The colour co-ordinating is easy to make sense of and the black PCB makes a nice first impression. The only thing I could say is that there are a lot of colours on the board and so it's not lent itself so much to a case with a window. The general layout is pretty good with almost everything sitting at the edges of the board. With 90° flipped SATA and IDE connectors, Asus have shown some thought has gone into the design. One thing I would make note of was the fairly large distance across the board that some of the I/O connectors have been placed, meaning a bit of a stretch for some case wiring.
The ring of heatpipes around the CPU area make the P5E3 feel a little crowded. After trying a few of our test heatsinks on the board I was pleasantly surprised to see that there was room for even the huge Scythe Infinity (Mugen).
The memory area is well organised, although it does look a little close to the heatpipe arrangement. As I mentioned before, Asus have given a nice block of 90° SATA ports. It's also good to see that the battery is away from the primary graphics card.

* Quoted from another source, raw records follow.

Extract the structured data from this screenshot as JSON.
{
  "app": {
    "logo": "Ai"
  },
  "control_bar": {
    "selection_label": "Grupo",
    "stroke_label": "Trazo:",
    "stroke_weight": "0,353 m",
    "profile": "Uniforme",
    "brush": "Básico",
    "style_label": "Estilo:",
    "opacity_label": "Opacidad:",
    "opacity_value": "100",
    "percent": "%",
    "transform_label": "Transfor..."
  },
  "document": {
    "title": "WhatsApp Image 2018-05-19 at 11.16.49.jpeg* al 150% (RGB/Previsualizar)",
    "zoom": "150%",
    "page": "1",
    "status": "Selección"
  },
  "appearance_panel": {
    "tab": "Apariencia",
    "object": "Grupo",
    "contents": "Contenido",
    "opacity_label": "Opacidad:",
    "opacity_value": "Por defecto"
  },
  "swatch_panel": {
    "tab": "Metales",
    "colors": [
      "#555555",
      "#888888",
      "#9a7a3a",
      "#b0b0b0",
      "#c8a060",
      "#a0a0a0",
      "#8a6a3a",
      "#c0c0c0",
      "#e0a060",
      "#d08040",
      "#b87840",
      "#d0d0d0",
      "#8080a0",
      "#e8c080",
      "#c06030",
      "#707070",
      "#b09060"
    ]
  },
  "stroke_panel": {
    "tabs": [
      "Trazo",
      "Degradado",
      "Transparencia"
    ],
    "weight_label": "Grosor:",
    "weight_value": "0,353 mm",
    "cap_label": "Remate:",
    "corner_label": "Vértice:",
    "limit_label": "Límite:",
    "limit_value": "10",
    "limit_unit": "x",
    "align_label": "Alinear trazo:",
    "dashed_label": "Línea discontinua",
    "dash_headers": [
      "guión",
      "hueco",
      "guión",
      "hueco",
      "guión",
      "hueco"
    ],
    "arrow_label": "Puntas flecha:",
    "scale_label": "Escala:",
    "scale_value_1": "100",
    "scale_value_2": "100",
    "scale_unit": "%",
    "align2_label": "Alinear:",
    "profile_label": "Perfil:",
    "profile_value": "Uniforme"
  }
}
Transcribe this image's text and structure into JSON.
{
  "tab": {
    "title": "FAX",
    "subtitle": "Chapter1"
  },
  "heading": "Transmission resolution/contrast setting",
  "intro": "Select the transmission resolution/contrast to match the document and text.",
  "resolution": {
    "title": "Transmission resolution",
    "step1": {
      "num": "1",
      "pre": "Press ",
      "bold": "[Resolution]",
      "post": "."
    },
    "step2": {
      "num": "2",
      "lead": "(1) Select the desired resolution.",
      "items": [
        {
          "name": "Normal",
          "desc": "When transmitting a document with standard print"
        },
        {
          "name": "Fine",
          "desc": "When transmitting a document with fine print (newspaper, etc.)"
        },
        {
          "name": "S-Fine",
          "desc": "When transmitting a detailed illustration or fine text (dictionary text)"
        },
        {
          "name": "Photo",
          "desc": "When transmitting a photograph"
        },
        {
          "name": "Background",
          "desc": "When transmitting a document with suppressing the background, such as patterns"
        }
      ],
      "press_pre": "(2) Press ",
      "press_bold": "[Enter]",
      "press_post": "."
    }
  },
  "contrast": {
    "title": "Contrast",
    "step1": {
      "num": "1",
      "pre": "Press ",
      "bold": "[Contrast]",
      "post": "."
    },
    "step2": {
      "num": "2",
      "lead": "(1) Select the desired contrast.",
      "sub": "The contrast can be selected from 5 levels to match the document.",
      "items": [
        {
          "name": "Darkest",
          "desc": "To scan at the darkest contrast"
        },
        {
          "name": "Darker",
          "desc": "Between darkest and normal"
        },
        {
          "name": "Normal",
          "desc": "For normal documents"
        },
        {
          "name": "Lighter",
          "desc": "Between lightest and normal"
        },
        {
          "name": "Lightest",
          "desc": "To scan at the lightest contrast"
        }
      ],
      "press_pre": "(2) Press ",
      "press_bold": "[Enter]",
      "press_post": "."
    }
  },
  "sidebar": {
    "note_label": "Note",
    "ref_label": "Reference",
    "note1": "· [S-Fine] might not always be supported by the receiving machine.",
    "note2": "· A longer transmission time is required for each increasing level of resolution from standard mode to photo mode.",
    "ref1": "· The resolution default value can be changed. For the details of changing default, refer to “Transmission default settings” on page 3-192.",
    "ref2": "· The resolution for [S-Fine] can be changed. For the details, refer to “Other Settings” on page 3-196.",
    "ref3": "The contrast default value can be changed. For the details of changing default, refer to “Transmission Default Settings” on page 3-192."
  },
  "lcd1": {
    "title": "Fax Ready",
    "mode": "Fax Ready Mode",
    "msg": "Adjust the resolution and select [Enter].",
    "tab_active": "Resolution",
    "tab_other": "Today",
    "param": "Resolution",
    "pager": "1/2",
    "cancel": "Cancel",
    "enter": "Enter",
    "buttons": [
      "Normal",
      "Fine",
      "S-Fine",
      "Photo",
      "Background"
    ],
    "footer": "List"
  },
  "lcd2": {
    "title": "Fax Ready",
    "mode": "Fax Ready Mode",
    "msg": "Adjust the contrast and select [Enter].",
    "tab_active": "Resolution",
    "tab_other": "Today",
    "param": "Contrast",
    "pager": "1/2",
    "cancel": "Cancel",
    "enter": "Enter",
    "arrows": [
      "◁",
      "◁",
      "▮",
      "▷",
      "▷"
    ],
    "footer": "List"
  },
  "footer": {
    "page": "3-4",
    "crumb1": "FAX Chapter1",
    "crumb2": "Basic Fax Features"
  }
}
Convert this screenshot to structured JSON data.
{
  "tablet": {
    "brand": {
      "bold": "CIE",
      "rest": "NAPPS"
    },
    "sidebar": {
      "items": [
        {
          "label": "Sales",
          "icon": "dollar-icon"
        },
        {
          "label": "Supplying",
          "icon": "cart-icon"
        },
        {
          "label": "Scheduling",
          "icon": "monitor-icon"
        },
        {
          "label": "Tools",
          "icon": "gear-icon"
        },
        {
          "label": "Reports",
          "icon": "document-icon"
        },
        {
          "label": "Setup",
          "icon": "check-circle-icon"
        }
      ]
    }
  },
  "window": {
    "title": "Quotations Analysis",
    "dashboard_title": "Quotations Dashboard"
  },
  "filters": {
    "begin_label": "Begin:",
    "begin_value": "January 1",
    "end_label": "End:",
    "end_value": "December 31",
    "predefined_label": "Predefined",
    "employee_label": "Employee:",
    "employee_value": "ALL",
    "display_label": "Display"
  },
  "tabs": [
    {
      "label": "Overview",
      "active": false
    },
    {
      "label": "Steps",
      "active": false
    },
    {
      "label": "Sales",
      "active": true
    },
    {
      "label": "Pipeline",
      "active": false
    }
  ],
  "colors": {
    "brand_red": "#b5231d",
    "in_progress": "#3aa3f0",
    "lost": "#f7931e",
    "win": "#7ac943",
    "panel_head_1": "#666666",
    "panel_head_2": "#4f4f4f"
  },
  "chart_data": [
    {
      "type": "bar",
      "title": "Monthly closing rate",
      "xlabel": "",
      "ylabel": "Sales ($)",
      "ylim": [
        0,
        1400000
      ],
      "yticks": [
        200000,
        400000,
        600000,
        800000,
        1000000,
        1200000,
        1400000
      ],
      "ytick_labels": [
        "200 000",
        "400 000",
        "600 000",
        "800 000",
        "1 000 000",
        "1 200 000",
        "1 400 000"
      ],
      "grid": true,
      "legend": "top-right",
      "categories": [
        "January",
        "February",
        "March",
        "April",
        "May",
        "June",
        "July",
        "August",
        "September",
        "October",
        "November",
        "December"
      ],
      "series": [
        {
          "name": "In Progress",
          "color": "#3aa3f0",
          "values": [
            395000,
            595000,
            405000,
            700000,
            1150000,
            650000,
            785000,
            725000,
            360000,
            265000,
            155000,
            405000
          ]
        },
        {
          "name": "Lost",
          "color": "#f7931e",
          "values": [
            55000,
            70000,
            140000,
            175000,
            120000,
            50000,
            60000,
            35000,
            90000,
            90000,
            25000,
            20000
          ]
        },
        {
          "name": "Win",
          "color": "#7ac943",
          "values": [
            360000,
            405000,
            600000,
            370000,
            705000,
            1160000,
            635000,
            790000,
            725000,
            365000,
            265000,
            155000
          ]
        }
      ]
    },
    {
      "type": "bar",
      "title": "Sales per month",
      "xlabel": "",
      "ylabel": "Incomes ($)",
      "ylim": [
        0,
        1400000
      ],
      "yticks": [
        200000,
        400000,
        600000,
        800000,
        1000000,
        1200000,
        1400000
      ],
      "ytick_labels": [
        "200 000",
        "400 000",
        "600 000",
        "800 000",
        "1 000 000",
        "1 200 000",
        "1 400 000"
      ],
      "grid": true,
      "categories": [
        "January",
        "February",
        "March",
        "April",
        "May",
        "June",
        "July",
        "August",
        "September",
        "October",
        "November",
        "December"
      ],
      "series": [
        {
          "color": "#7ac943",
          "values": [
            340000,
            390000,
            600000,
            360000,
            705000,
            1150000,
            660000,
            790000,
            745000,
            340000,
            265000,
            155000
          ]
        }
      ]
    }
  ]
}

At this point I am going to mention the motherboard cooling again. Asus have once again implemented retention mechanisms for the heatsinks used on the board. This is a good move and should keep everything in place.
Getting onto the PCI and PCI-e slots, Asus have gone with 3 full size PCI-e slots, 2 x PCI slots and 2 x PCI-e x 1 slots. This should be enough for even the most packed system, although some may lament the lack of PCI-e x 1 devices to put in those gaps.
As usual, Asus have done a great job laying the board out. Only a couple of minor niggles sit in my mind, although that huge heatsink configuration may be a bigger issue for some.
There's a couple of things I miss as an enthusiast from the RoG Maximus:
* On board power/reset switches
* External CMOS reset
* POST LED readout
Still, this is a "lifestyle" board and as such is not aimed at the same audience.